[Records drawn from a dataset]
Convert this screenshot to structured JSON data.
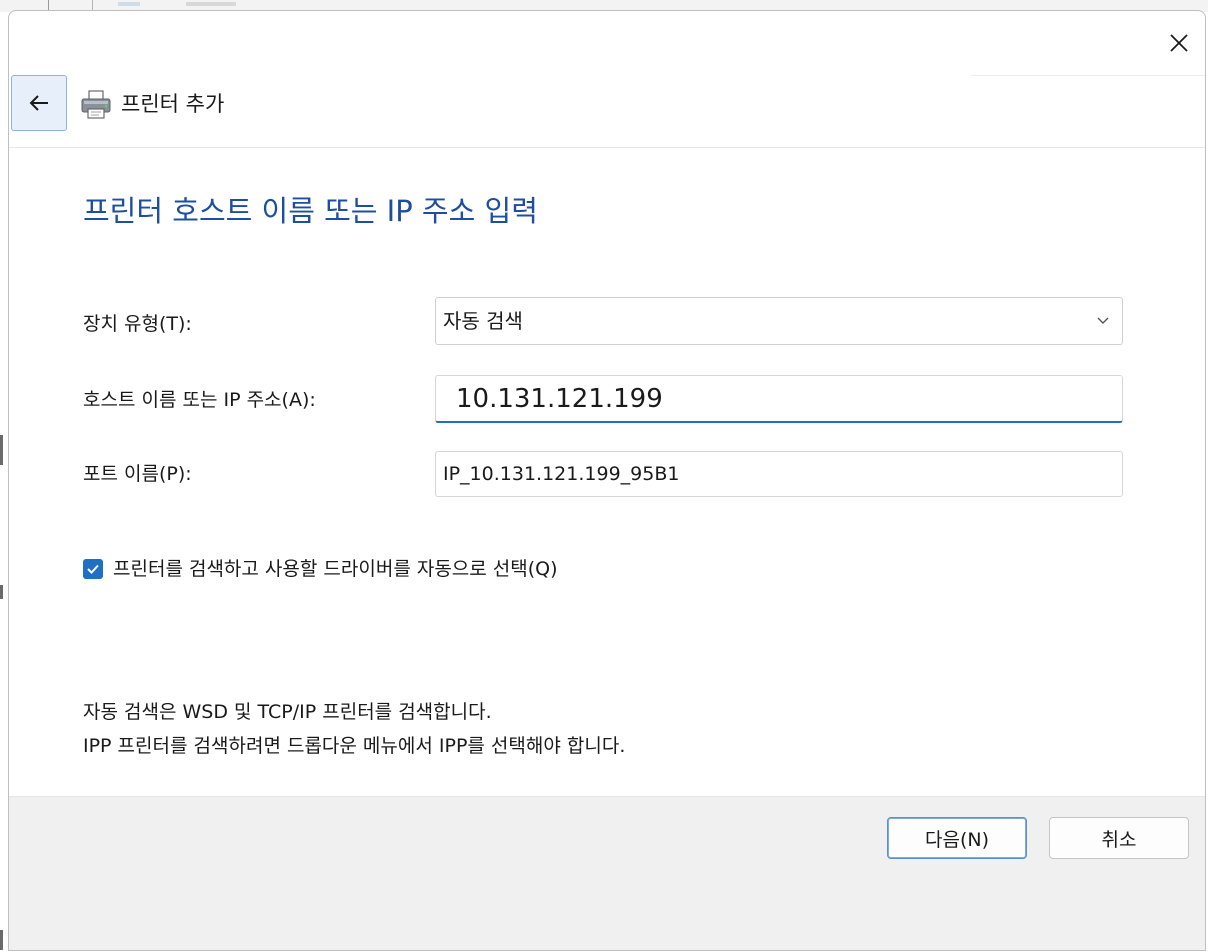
{
  "window": {
    "close_icon": "close-icon"
  },
  "nav": {
    "back_icon": "back-arrow-icon",
    "printer_icon": "printer-icon",
    "title": "프린터 추가"
  },
  "page": {
    "heading": "프린터 호스트 이름 또는 IP 주소 입력"
  },
  "form": {
    "device_type": {
      "label": "장치 유형(T):",
      "selected": "자동 검색"
    },
    "host": {
      "label": "호스트 이름 또는 IP 주소(A):",
      "value": "10.131.121.199"
    },
    "port": {
      "label": "포트 이름(P):",
      "value": "IP_10.131.121.199_95B1"
    },
    "auto_driver": {
      "label": "프린터를 검색하고 사용할 드라이버를 자동으로 선택(Q)",
      "checked": true
    }
  },
  "info": {
    "line1": "자동 검색은 WSD 및 TCP/IP 프린터를 검색합니다.",
    "line2": "IPP 프린터를 검색하려면 드롭다운 메뉴에서 IPP를 선택해야 합니다."
  },
  "footer": {
    "next_label": "다음(N)",
    "cancel_label": "취소"
  },
  "colors": {
    "accent": "#1f6fc5",
    "heading": "#1e4ea0",
    "footer_bg": "#f0f0f0"
  }
}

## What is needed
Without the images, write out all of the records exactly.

## Reply
Convert this screenshot to structured JSON data.
{
  "window": {
    "close_icon": "close-icon"
  },
  "nav": {
    "back_icon": "back-arrow-icon",
    "printer_icon": "printer-icon",
    "title": "프린터 추가"
  },
  "page": {
    "heading": "프린터 호스트 이름 또는 IP 주소 입력"
  },
  "form": {
    "device_type": {
      "label": "장치 유형(T):",
      "selected": "자동 검색"
    },
    "host": {
      "label": "호스트 이름 또는 IP 주소(A):",
      "value": "10.131.121.199"
    },
    "port": {
      "label": "포트 이름(P):",
      "value": "IP_10.131.121.199_95B1"
    },
    "auto_driver": {
      "label": "프린터를 검색하고 사용할 드라이버를 자동으로 선택(Q)",
      "checked": true
    }
  },
  "info": {
    "line1": "자동 검색은 WSD 및 TCP/IP 프린터를 검색합니다.",
    "line2": "IPP 프린터를 검색하려면 드롭다운 메뉴에서 IPP를 선택해야 합니다."
  },
  "footer": {
    "next_label": "다음(N)",
    "cancel_label": "취소"
  },
  "colors": {
    "accent": "#1f6fc5",
    "heading": "#1e4ea0",
    "footer_bg": "#f0f0f0"
  }
}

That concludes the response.